Physical problems which can arise as a result of some cancer treatments such as incontinence, difficulty eating or breathlessness as well as mental health issues can mar people’s recoveries, according to a new report.
But Macmillan Cancer Support said that many patients are being “let down at their time of need”.
People are twice as likely to survive for a decade after a cancer diagnosis compared to 40 years ago.
But many who survive their illness are living in poor health, the charity said.
Macmillan surveyed more than 2,000 people with a previous cancer diagnosis for its latest report, titled Am I meant to be OK now?, and found a third (34 per cent) were still struggling with their physical well-being up to two years after treatment ended.
Two in five said they still had moderate or extreme pain or discomfort two years after finishing treatment.
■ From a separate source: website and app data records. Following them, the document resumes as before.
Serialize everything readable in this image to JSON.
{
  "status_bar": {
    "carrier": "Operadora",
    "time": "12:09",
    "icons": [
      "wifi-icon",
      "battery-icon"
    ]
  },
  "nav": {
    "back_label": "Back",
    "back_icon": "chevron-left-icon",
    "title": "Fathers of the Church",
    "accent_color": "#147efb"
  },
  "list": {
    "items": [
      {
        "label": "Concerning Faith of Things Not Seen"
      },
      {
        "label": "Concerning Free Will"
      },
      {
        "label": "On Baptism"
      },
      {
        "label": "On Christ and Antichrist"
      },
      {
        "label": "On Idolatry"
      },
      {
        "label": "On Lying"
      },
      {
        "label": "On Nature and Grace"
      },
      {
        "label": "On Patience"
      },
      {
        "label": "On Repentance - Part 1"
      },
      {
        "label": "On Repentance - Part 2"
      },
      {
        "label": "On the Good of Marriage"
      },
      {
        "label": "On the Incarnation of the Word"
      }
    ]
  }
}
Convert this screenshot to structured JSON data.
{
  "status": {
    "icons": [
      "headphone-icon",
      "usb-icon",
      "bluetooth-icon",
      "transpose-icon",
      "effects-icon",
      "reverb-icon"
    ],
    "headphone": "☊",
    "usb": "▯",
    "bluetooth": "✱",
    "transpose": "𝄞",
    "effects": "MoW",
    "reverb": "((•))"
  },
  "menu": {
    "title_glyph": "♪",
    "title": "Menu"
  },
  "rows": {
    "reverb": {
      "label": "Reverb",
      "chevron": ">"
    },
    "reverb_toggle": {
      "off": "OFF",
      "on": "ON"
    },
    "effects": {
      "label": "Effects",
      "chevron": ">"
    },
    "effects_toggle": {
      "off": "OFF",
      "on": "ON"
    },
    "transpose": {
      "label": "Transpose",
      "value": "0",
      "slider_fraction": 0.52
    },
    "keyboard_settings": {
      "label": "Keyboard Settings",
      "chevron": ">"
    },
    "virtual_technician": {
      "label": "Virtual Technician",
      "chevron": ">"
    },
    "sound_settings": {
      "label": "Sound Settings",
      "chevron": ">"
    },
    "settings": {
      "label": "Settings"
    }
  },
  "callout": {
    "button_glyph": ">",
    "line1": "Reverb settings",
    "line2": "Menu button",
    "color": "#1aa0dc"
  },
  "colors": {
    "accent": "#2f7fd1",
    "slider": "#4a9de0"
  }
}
The majority of patients (80 per cent) who had physical difficulties in the two years after treatment said they lacked full support to get their lives back on track.
Former patients were also suffering emotional problems, with three in ten reporting that their emotional well-being was still affected two years after completing treatment.
Of these, 90 per cent said they lacked support.
The Macmillan report states that instead of feelings of elation and relief when treatment is over, patients frequently experience depression or anxiety – often as a result of feeling that they are not able to “get back to normal”.
The charity called on the NHS to ensure that each patient has a “recovery package” of personalised post-treatment support.
Chief Executive of Macmillan Cancer Support Lynda Thomas said it was “tragic” that so many people are left struggling after their cancer treatment ends.
She added: “Life is often profoundly different after the roller coaster of diagnosis and treatment ends, with people contending with serious physical and emotional issues.
“The health and care system has a long way to go in terms of fully supporting people after cancer treatment.
“The NHS must ensure that every single person who is treated for cancer gets the support that is right for them after treatment – far too many cancer patients are badly being let down in their time of need.”
Maggie’s Research Lead and Consultant Clinical Psychologist Lesley Howells, said they provided much-needed support for survivors and had developed a programme at their centres throughout the UK.
She added: “As cancer survival rates increase, so does the need for long term mental health support for survivors.
“Family, friends and employers – as well as survivors themselves – should recognise that it’s normal to struggle with adjusting to life post cancer, and understand that support is waiting for them at Maggie’s.
“Our Where Now? programme, available at all our Centres, can significantly improve symptoms.
“Findings show that the participant’s confidence grew considerably and they demonstrated feelings of relief from support within the group and discovering that their problems are not unique.”
An NHS spokeswoman said they were rolling out a ‘Recovery Package’ to ensure all patients receive the right support.